▶ **RECORDS TO PROCESS**
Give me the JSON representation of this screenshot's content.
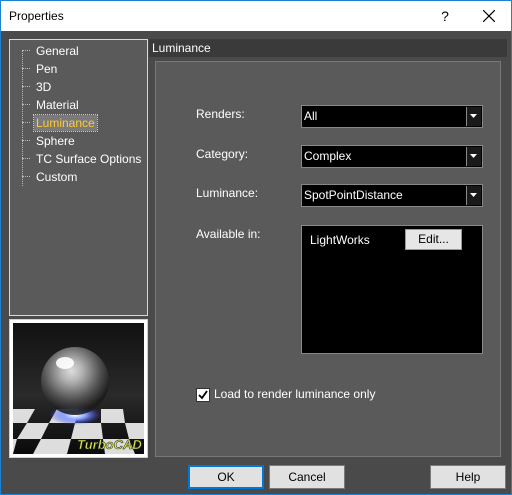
{
  "window": {
    "title": "Properties",
    "help_label": "?"
  },
  "tree": {
    "items": [
      {
        "label": "General"
      },
      {
        "label": "Pen"
      },
      {
        "label": "3D"
      },
      {
        "label": "Material"
      },
      {
        "label": "Luminance",
        "selected": true
      },
      {
        "label": "Sphere"
      },
      {
        "label": "TC Surface Options"
      },
      {
        "label": "Custom"
      }
    ]
  },
  "preview": {
    "logo_text": "TurboCAD"
  },
  "page": {
    "title": "Luminance",
    "renders": {
      "label": "Renders:",
      "value": "All"
    },
    "category": {
      "label": "Category:",
      "value": "Complex"
    },
    "luminance": {
      "label": "Luminance:",
      "value": "SpotPointDistance"
    },
    "available": {
      "label": "Available in:",
      "item": "LightWorks",
      "edit_label": "Edit..."
    },
    "checkbox": {
      "label": "Load to render luminance only",
      "checked": true
    }
  },
  "buttons": {
    "ok": "OK",
    "cancel": "Cancel",
    "help": "Help"
  },
  "colors": {
    "accent": "#0078d7",
    "selected_text": "#ffcc33"
  }
}
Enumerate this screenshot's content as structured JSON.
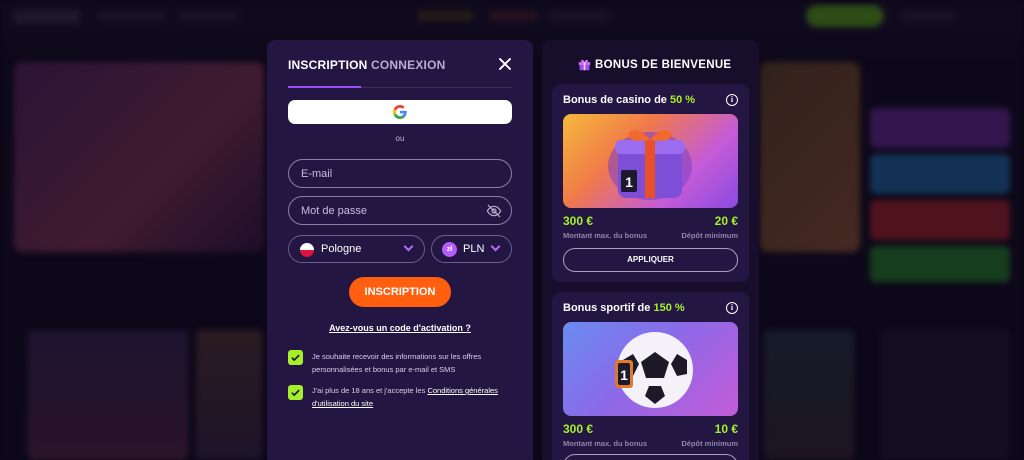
{
  "register": {
    "tab_signup": "INSCRIPTION",
    "tab_login": "CONNEXION",
    "or_text": "ou",
    "email_placeholder": "E-mail",
    "password_placeholder": "Mot de passe",
    "country": "Pologne",
    "currency": "PLN",
    "currency_symbol": "zł",
    "submit_label": "INSCRIPTION",
    "activation_link": "Avez-vous un code d'activation ?",
    "consent_offers": "Je souhaite recevoir des informations sur les offres personnalisées et bonus par e-mail et SMS",
    "consent_age_prefix": "J'ai plus de 18 ans et j'accepte les ",
    "consent_age_link": "Conditions générales d'utilisation du site"
  },
  "bonus": {
    "title": "BONUS DE BIENVENUE",
    "cards": [
      {
        "title": "Bonus de casino de ",
        "percent": "50 %",
        "max_bonus": "300 €",
        "max_bonus_label": "Montant max. du bonus",
        "min_deposit": "20 €",
        "min_deposit_label": "Dépôt minimum",
        "apply_label": "APPLIQUER"
      },
      {
        "title": "Bonus sportif de ",
        "percent": "150 %",
        "max_bonus": "300 €",
        "max_bonus_label": "Montant max. du bonus",
        "min_deposit": "10 €",
        "min_deposit_label": "Dépôt minimum"
      }
    ]
  },
  "colors": {
    "accent_green": "#a6f02b",
    "accent_orange": "#ff5f0f",
    "accent_purple": "#9d4dff",
    "modal_bg": "#231642"
  }
}
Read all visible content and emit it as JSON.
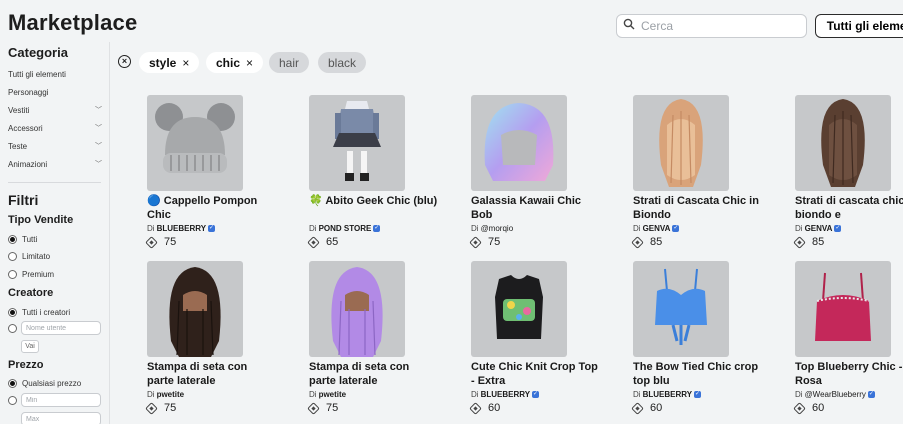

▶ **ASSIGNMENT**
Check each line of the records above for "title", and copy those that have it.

▶ **TASK ANSWER**
    "title": "Properties",
    "title": "Luminance",
    "title": "BONUS DE BIENVENUE",
        "title": "Bonus de casino de ",
        "title": "Bonus sportif de ",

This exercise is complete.